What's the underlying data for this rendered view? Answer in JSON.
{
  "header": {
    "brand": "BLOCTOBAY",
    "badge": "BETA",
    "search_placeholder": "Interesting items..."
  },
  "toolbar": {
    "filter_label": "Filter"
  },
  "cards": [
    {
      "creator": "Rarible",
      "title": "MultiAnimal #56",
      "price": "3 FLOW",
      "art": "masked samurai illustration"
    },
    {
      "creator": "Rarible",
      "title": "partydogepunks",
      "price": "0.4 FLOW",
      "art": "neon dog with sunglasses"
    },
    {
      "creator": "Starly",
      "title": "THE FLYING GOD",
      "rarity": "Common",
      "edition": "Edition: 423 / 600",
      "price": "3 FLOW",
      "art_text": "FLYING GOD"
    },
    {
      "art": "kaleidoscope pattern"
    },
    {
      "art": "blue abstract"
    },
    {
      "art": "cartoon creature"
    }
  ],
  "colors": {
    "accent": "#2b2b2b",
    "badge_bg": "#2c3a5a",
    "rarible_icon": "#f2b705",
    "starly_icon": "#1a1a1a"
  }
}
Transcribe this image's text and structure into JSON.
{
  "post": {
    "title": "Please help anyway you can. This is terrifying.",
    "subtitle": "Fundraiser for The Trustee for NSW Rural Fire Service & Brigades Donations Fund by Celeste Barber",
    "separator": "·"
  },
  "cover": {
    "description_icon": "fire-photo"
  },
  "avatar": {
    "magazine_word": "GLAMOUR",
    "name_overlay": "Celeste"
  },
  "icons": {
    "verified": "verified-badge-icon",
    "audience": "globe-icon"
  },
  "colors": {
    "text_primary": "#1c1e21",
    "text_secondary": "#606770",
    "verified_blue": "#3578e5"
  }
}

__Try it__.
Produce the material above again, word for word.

__Your response__.
What's the underlying data for this rendered view? Answer in JSON.
{
  "header": {
    "brand": "BLOCTOBAY",
    "badge": "BETA",
    "search_placeholder": "Interesting items..."
  },
  "toolbar": {
    "filter_label": "Filter"
  },
  "cards": [
    {
      "creator": "Rarible",
      "title": "MultiAnimal #56",
      "price": "3 FLOW",
      "art": "masked samurai illustration"
    },
    {
      "creator": "Rarible",
      "title": "partydogepunks",
      "price": "0.4 FLOW",
      "art": "neon dog with sunglasses"
    },
    {
      "creator": "Starly",
      "title": "THE FLYING GOD",
      "rarity": "Common",
      "edition": "Edition: 423 / 600",
      "price": "3 FLOW",
      "art_text": "FLYING GOD"
    },
    {
      "art": "kaleidoscope pattern"
    },
    {
      "art": "blue abstract"
    },
    {
      "art": "cartoon creature"
    }
  ],
  "colors": {
    "accent": "#2b2b2b",
    "badge_bg": "#2c3a5a",
    "rarible_icon": "#f2b705",
    "starly_icon": "#1a1a1a"
  }
}
Transcribe this image's text and structure into JSON.
{
  "post": {
    "title": "Please help anyway you can. This is terrifying.",
    "subtitle": "Fundraiser for The Trustee for NSW Rural Fire Service & Brigades Donations Fund by Celeste Barber",
    "separator": "·"
  },
  "cover": {
    "description_icon": "fire-photo"
  },
  "avatar": {
    "magazine_word": "GLAMOUR",
    "name_overlay": "Celeste"
  },
  "icons": {
    "verified": "verified-badge-icon",
    "audience": "globe-icon"
  },
  "colors": {
    "text_primary": "#1c1e21",
    "text_secondary": "#606770",
    "verified_blue": "#3578e5"
  }
}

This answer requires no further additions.